- BRIEF
Count the lines in the records below that contain the word "icon", and give only that count.

- SOURCE RECORDS
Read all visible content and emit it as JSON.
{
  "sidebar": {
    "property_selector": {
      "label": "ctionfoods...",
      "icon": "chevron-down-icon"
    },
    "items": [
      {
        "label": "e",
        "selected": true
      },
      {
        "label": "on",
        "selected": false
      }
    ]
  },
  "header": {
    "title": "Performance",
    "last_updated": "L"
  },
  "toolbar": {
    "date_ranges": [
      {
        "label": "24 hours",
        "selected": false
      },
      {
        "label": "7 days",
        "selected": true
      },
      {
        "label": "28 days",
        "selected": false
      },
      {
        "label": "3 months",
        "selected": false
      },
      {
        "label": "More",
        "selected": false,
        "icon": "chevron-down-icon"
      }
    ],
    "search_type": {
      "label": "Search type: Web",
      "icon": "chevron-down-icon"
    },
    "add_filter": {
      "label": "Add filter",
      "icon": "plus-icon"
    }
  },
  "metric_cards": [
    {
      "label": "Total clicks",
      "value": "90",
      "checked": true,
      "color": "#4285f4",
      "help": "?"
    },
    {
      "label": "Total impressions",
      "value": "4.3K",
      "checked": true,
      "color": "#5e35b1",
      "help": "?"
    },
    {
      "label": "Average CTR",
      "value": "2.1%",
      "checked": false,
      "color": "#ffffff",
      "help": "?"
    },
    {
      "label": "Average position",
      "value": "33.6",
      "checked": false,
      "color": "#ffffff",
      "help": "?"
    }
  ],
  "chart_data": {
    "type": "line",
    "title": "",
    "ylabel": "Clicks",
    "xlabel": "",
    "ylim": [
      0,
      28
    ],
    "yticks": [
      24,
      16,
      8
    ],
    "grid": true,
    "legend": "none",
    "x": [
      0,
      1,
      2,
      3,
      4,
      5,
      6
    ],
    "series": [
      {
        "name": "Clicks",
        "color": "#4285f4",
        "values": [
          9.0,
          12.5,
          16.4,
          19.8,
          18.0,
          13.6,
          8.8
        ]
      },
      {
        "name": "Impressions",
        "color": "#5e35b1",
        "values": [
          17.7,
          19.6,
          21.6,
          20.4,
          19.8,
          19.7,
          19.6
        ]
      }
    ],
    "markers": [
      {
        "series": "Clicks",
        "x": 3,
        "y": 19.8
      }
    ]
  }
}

- REPLY TO THE EXERCISE
4